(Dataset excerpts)
══════════

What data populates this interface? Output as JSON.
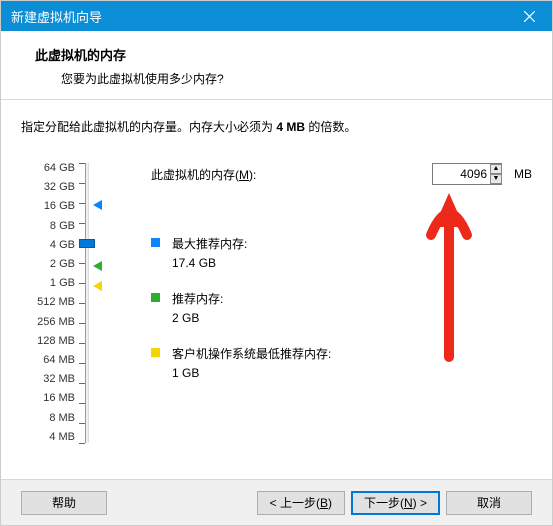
{
  "titlebar": {
    "title": "新建虚拟机向导"
  },
  "header": {
    "title": "此虚拟机的内存",
    "subtitle": "您要为此虚拟机使用多少内存?"
  },
  "desc_prefix": "指定分配给此虚拟机的内存量。内存大小必须为 ",
  "desc_bold": "4 MB",
  "desc_suffix": " 的倍数。",
  "ticks": [
    "64 GB",
    "32 GB",
    "16 GB",
    "8 GB",
    "4 GB",
    "2 GB",
    "1 GB",
    "512 MB",
    "256 MB",
    "128 MB",
    "64 MB",
    "32 MB",
    "16 MB",
    "8 MB",
    "4 MB"
  ],
  "mem": {
    "label_prefix": "此虚拟机的内存(",
    "label_key": "M",
    "label_suffix": "):",
    "value": "4096",
    "unit": "MB"
  },
  "rec_max": {
    "label": "最大推荐内存:",
    "value": "17.4 GB"
  },
  "rec_rec": {
    "label": "推荐内存:",
    "value": "2 GB"
  },
  "rec_min": {
    "label": "客户机操作系统最低推荐内存:",
    "value": "1 GB"
  },
  "buttons": {
    "help": "帮助",
    "back_prefix": "< 上一步(",
    "back_key": "B",
    "back_suffix": ")",
    "next_prefix": "下一步(",
    "next_key": "N",
    "next_suffix": ") >",
    "cancel": "取消"
  }
}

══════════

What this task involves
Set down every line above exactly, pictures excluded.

Response
What data populates this interface? Output as JSON.
{
  "titlebar": {
    "title": "新建虚拟机向导"
  },
  "header": {
    "title": "此虚拟机的内存",
    "subtitle": "您要为此虚拟机使用多少内存?"
  },
  "desc_prefix": "指定分配给此虚拟机的内存量。内存大小必须为 ",
  "desc_bold": "4 MB",
  "desc_suffix": " 的倍数。",
  "ticks": [
    "64 GB",
    "32 GB",
    "16 GB",
    "8 GB",
    "4 GB",
    "2 GB",
    "1 GB",
    "512 MB",
    "256 MB",
    "128 MB",
    "64 MB",
    "32 MB",
    "16 MB",
    "8 MB",
    "4 MB"
  ],
  "mem": {
    "label_prefix": "此虚拟机的内存(",
    "label_key": "M",
    "label_suffix": "):",
    "value": "4096",
    "unit": "MB"
  },
  "rec_max": {
    "label": "最大推荐内存:",
    "value": "17.4 GB"
  },
  "rec_rec": {
    "label": "推荐内存:",
    "value": "2 GB"
  },
  "rec_min": {
    "label": "客户机操作系统最低推荐内存:",
    "value": "1 GB"
  },
  "buttons": {
    "help": "帮助",
    "back_prefix": "< 上一步(",
    "back_key": "B",
    "back_suffix": ")",
    "next_prefix": "下一步(",
    "next_key": "N",
    "next_suffix": ") >",
    "cancel": "取消"
  }
}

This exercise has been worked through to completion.